### [Problem to solve]
Below are records to be output exactly, every one of them.

### [Supplied entries]
______

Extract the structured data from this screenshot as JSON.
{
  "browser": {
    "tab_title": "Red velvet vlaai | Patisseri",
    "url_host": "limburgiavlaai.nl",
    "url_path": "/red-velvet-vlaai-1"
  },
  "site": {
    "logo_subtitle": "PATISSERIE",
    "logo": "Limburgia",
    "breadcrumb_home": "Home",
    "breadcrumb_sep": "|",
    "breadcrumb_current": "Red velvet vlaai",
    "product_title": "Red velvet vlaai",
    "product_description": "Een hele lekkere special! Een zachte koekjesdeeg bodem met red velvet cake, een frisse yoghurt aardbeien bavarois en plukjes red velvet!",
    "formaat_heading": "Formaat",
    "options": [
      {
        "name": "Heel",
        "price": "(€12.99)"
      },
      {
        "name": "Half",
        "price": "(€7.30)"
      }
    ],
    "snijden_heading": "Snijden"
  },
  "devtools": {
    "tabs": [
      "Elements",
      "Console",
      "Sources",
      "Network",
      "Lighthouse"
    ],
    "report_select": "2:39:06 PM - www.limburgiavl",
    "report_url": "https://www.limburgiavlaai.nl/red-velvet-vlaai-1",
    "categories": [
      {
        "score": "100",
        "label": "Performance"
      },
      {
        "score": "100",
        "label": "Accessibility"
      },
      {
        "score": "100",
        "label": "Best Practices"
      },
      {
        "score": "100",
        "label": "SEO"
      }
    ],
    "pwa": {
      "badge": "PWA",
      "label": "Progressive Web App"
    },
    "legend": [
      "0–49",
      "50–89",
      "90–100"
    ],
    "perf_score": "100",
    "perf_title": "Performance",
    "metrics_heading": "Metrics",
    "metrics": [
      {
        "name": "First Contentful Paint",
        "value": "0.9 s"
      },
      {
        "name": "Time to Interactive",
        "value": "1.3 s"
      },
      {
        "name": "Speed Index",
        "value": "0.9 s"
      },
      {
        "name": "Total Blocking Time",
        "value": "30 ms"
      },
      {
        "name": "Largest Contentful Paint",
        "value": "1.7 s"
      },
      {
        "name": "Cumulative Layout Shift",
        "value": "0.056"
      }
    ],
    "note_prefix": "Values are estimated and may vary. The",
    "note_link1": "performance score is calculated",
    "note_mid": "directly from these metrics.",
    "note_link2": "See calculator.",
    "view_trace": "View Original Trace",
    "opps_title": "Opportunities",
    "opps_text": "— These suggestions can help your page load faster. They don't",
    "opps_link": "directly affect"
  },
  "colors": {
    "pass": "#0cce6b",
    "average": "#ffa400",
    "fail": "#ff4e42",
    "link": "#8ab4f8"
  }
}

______

### [Solution]
Extract the structured data from this screenshot as JSON.
{
  "browser": {
    "tab_title": "Red velvet vlaai | Patisseri",
    "url_host": "limburgiavlaai.nl",
    "url_path": "/red-velvet-vlaai-1"
  },
  "site": {
    "logo_subtitle": "PATISSERIE",
    "logo": "Limburgia",
    "breadcrumb_home": "Home",
    "breadcrumb_sep": "|",
    "breadcrumb_current": "Red velvet vlaai",
    "product_title": "Red velvet vlaai",
    "product_description": "Een hele lekkere special! Een zachte koekjesdeeg bodem met red velvet cake, een frisse yoghurt aardbeien bavarois en plukjes red velvet!",
    "formaat_heading": "Formaat",
    "options": [
      {
        "name": "Heel",
        "price": "(€12.99)"
      },
      {
        "name": "Half",
        "price": "(€7.30)"
      }
    ],
    "snijden_heading": "Snijden"
  },
  "devtools": {
    "tabs": [
      "Elements",
      "Console",
      "Sources",
      "Network",
      "Lighthouse"
    ],
    "report_select": "2:39:06 PM - www.limburgiavl",
    "report_url": "https://www.limburgiavlaai.nl/red-velvet-vlaai-1",
    "categories": [
      {
        "score": "100",
        "label": "Performance"
      },
      {
        "score": "100",
        "label": "Accessibility"
      },
      {
        "score": "100",
        "label": "Best Practices"
      },
      {
        "score": "100",
        "label": "SEO"
      }
    ],
    "pwa": {
      "badge": "PWA",
      "label": "Progressive Web App"
    },
    "legend": [
      "0–49",
      "50–89",
      "90–100"
    ],
    "perf_score": "100",
    "perf_title": "Performance",
    "metrics_heading": "Metrics",
    "metrics": [
      {
        "name": "First Contentful Paint",
        "value": "0.9 s"
      },
      {
        "name": "Time to Interactive",
        "value": "1.3 s"
      },
      {
        "name": "Speed Index",
        "value": "0.9 s"
      },
      {
        "name": "Total Blocking Time",
        "value": "30 ms"
      },
      {
        "name": "Largest Contentful Paint",
        "value": "1.7 s"
      },
      {
        "name": "Cumulative Layout Shift",
        "value": "0.056"
      }
    ],
    "note_prefix": "Values are estimated and may vary. The",
    "note_link1": "performance score is calculated",
    "note_mid": "directly from these metrics.",
    "note_link2": "See calculator.",
    "view_trace": "View Original Trace",
    "opps_title": "Opportunities",
    "opps_text": "— These suggestions can help your page load faster. They don't",
    "opps_link": "directly affect"
  },
  "colors": {
    "pass": "#0cce6b",
    "average": "#ffa400",
    "fail": "#ff4e42",
    "link": "#8ab4f8"
  }
}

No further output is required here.